Dude, the fall-out around climate science is constant.
I've had someone pull the 97% number out, and I pointed out their abstract says they started with 14,000 papers whose primary topic was climate change or global warming, and then discarded all papers which took no final position; the dude came back and said that the discarded papers weren't about climate change at all (which contradicts what the actual study says). The 97% figure also counts papers, not authors; yet it's referenced as a consensus among number of scientists--without even counting *all* climate scientists. The whole thing also ignores the valid scientific standpoint that we don't know about something--you know, like the tons of scientific papers that claim WE DON'T KNOW IF VACCINES CAUSE AUTISM, because we've seen no such evidence supporting that claim, versus the single paper that claims it does.
In the realm of actual science, we have studies for and against which tend to follow the lines of who buys the study; in reality, someone will commission 100 studies, and 99 of them will fall one way, and vanish under NDA. The last study, obviously, gets published. You don't buy results; you buy experiments which may, occasionally, produce faulty results (statistics demands this happen occasionally), and just hide all the ones that don't go your way.
We also have poorly-designed analysis, goal-driven analysis, and all kinds of other shit. Bad experiments in climate scientists aren't because climate science is hard (it is) or because climate scientists are terrible scientists (they're not), but because there's political pressure to do certain things in a certain way, limiting scope, data, etc.
On top of all of it, we have stupid shit like the IPCC coming out and saying they've faked all the data and reports for the past decades because they think if they gave us real numbers we'd think it was ridiculous. They've essentially come out to say they've claimed 0.1C jumps over 50 years when it's really more like a 10C jump over 30 years coming, just they didn't think anyone would believe the earth would catch fire spontaneously.
I haven't analyzed the numbers or taken a full assessment because it's not worth my time doing. I assert it's probably way wonkier because I know the pressures on the field and I know what those pressures do to the rightly pursuit of knowledge.
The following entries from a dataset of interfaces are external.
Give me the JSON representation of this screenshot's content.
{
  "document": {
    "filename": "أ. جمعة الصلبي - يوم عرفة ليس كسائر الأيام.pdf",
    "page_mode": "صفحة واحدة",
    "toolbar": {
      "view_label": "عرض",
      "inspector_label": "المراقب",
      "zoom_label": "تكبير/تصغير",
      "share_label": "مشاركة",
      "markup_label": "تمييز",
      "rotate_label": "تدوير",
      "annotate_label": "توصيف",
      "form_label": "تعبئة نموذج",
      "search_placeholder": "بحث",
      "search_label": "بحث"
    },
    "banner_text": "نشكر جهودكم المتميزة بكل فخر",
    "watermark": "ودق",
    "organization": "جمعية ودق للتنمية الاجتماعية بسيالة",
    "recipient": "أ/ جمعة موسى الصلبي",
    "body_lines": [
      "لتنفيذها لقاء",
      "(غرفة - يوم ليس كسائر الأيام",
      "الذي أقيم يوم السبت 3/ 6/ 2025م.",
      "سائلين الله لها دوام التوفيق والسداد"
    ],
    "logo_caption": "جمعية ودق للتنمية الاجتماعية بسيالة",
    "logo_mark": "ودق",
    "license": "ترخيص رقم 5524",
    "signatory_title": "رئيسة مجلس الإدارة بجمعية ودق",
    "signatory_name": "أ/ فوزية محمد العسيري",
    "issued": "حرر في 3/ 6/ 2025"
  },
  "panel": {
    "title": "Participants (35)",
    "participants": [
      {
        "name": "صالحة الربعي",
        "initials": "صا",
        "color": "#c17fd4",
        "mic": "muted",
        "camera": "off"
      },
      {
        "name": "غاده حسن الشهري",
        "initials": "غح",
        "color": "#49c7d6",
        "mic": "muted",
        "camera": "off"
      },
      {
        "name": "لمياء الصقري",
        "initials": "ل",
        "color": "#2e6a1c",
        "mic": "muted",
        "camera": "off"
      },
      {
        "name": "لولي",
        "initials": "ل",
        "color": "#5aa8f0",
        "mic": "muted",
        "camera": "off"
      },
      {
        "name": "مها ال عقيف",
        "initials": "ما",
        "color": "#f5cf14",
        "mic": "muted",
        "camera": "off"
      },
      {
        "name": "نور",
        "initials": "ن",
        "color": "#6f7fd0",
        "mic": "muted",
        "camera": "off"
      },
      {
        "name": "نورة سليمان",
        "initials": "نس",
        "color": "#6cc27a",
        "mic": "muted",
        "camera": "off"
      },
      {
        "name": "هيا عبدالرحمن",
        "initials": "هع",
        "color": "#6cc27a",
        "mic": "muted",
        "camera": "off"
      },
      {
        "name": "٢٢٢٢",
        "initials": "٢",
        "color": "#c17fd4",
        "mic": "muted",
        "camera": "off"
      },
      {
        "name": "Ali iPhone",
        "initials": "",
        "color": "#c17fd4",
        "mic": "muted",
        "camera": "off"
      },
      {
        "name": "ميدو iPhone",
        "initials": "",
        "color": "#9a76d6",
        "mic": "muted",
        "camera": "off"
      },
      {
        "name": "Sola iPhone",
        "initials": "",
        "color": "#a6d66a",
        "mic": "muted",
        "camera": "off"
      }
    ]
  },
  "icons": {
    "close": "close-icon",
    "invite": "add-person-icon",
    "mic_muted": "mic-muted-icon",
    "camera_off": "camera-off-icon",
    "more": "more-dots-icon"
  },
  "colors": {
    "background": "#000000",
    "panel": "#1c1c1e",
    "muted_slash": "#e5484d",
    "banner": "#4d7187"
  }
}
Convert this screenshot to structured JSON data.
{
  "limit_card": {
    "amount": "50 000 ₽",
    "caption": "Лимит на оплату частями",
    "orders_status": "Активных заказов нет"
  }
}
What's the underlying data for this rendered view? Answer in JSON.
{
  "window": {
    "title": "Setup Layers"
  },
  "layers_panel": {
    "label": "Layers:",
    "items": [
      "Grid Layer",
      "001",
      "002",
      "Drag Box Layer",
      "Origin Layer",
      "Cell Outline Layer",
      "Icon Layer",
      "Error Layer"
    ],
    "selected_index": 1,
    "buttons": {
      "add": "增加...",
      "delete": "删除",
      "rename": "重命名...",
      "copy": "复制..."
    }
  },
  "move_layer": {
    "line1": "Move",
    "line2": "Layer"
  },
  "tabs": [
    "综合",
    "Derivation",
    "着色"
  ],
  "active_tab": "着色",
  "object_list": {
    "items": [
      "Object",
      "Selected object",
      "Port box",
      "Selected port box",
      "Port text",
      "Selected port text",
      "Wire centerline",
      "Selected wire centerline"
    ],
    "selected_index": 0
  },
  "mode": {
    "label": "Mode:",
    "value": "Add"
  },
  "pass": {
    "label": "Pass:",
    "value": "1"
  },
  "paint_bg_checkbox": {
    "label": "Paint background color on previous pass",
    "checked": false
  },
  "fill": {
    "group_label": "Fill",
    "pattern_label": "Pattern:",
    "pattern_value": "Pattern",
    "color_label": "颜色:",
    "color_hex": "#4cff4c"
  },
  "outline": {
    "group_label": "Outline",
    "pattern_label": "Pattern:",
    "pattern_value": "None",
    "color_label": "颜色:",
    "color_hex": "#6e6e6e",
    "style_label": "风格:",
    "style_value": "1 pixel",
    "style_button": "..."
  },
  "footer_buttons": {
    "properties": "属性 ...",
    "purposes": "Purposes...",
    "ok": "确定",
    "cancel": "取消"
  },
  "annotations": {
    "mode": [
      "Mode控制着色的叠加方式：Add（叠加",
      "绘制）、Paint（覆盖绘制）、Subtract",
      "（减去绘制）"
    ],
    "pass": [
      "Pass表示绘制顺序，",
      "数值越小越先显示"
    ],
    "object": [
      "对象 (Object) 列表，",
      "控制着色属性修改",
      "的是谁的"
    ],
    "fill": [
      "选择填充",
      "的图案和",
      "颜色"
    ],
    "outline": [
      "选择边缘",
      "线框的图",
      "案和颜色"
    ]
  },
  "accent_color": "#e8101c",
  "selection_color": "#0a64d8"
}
I also know that, regardless of the hard truth, people will take a position based on such political (which, really, is just social) pressures that drive them into their feeling of safety and superiority; it doesn't particularly matter if they're right or wrong, in the same way that murdering someone you meet in an alleyway so you can rob them doesn't immediately become righteous because that person was just on his way from raping and drowning a small child in a nearby lake. Motives are of the mind, not of the physical world.